While customization, when not properly planned and justified, can be problematic there are good reasons to customize your system to create long-term, sustainable competitive advantage and build discipline in your organization. I will follow this up with some specific examples of customizations I have built for these reasons and others.
1. Leverage your people for more value added activities. I'm not opposed to relying on people for some things but I don't see the value in having them enter and process data that the system could process unassisted. I've seen too many Controllers that function more like glorified GL Clerks. They spend more time entering and managing data than analyzing it to make decisions. Customizing your system to automate non value added tasks and deliver high quality information could enable you to convert your high paid data entry clerks back into analysts and controllers which in turn would help you identify cost saving and revenue generating opportunities.
2. Eliminate waste and redundancy to make your company scalable. Growth companies are always dealing with too few people doing too many tasks. Everyone is overworked and the pipeline of new work seems endless. As sales and production volume increase so does the demand for back office and shop floor capacity. Given the current economic climate this may not be an issue again for a while. Increasing headcount in these situations is often not at the top of management's list of solutions. Automating redundant and repeatable tasks could enable your organization to increase sales and production volume without having to add more people to manage the increased load. That's not bad for your margins.

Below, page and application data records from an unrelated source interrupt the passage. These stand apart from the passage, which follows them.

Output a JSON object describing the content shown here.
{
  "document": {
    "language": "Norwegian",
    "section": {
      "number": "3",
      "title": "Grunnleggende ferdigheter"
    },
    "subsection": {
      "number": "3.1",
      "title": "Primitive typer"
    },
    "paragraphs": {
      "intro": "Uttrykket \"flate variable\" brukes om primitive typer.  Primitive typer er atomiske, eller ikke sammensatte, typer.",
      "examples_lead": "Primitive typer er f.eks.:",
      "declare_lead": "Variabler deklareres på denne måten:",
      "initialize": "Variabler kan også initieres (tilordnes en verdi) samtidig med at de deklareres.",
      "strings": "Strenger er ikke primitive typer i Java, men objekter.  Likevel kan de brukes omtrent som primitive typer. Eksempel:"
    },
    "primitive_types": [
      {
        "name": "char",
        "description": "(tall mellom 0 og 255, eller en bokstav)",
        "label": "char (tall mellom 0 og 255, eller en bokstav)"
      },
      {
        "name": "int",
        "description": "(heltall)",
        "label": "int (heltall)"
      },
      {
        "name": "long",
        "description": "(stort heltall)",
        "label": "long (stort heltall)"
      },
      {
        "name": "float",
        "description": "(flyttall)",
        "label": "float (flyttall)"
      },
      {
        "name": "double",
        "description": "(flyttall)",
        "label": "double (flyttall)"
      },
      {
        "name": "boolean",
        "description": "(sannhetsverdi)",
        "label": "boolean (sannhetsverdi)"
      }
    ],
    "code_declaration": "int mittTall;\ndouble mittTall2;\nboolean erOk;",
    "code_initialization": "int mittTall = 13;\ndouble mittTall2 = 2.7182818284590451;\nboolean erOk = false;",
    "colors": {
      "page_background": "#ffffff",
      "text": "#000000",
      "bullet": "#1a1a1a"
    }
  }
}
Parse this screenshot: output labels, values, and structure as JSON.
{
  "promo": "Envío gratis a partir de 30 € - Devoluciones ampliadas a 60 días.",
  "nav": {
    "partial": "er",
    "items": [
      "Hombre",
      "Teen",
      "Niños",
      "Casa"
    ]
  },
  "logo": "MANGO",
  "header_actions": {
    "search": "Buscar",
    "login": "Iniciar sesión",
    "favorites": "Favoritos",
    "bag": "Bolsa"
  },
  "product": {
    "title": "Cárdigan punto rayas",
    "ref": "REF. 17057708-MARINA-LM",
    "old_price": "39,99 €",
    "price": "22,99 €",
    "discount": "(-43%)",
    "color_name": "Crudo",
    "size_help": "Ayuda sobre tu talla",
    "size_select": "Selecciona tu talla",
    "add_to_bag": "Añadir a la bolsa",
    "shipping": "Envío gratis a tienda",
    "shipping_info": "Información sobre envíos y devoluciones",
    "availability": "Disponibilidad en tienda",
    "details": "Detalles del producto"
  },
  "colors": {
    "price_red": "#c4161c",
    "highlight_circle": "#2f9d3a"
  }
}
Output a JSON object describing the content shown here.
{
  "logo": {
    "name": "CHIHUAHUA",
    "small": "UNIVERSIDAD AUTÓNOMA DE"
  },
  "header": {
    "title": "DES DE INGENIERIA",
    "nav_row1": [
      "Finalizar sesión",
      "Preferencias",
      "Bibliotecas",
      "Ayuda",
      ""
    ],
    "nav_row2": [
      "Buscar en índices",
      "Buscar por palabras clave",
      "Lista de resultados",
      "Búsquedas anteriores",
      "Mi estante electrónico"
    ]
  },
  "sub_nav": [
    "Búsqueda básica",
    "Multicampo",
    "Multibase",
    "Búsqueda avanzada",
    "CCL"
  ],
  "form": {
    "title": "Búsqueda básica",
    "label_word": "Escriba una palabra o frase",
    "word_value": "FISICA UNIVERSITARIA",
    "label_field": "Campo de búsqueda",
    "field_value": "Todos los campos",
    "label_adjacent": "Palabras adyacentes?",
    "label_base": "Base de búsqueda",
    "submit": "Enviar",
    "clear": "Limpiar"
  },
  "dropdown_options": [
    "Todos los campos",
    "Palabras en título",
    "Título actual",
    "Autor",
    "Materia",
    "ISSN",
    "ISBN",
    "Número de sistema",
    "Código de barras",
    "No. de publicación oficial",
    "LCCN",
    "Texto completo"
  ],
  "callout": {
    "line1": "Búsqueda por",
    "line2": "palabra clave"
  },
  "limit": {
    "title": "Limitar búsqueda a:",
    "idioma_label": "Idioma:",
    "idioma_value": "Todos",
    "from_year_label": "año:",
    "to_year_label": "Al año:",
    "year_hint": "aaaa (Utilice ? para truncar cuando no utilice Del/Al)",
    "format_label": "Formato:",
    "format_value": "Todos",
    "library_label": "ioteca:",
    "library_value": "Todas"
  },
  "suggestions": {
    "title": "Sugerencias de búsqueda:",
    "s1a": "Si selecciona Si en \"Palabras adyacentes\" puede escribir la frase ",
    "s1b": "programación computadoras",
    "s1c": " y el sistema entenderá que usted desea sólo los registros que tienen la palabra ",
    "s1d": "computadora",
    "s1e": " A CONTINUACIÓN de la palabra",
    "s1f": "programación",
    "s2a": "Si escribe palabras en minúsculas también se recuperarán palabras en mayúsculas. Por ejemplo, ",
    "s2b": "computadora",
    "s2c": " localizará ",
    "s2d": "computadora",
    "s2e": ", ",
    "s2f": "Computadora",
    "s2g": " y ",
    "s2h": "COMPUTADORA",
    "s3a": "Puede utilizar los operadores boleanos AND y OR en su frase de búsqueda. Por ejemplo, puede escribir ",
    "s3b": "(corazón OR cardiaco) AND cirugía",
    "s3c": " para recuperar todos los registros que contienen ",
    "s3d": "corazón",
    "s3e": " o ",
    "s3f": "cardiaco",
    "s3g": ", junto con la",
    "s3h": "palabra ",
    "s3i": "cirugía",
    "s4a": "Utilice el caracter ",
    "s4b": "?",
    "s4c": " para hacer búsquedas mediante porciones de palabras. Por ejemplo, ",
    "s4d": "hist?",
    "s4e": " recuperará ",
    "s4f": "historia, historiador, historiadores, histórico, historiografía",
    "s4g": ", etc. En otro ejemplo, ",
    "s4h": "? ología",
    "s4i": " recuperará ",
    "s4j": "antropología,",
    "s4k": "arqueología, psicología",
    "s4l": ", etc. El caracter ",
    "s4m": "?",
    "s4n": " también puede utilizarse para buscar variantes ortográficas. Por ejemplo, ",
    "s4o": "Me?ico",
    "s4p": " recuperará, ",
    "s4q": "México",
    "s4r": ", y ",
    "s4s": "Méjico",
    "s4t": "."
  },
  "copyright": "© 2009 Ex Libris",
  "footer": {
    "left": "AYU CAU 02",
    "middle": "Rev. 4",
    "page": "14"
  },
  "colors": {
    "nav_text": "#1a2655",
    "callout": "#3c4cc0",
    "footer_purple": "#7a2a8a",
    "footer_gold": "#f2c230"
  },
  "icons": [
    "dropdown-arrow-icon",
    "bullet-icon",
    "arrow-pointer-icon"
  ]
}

3. Instill discipline in your organization. I was the CIO at a company with many geographically dispersed SBUs. They were all mandated to work consistently and without exception under a set of corporate business rules. In spite of that, the employees often chose not to follow those rules favoring their better judgement. In place of spending considerable time and money policing people to ensure business rules were being followed we programmed those rules into the system and took the binary decisions for which rules were defined away from the employees. This forced alignment of the operations with the corporate strategy. The people didn't like it much but the company grew by more than 50% in less than 5 years.
4. Save money AND have it your way. The GP channel is full of terrific 3rd party ISVs that seemingly have a solution for everything. Dynamics GP also comes with some terrific tools such as Modifier with VBA that you can use to tailor or customize the system according to your company's specific business needs. When making the build vs. buy decision compare the cost of having your system customized with the cost AND the compromises you might have to make with the ISV solutions available. Sometimes, you will find that you get a better, more cost effective solution by building your own solution from scratch.
5. I'm leaving this one open for comment. It would be nice to hear why some of the MVPs and others in the community would choose to customize a GP installation. I can think of a lot of reasons and find that the ease of customization is a great selling point for GP that is under valued. What do you think?
In closing, I second Mariano's warning at the end of his article. You should plan any customizations carefully and consult with experienced professionals. However, even heavily customized GP systems can be upgraded without considerable extra effort. I don't agree with those who warn against any customization in fear of upgrade complications. Most GP projects I have worked on have been heavily customized and those that have upgraded have done so without experiencing noticeable extra pain or incurring material additional costs.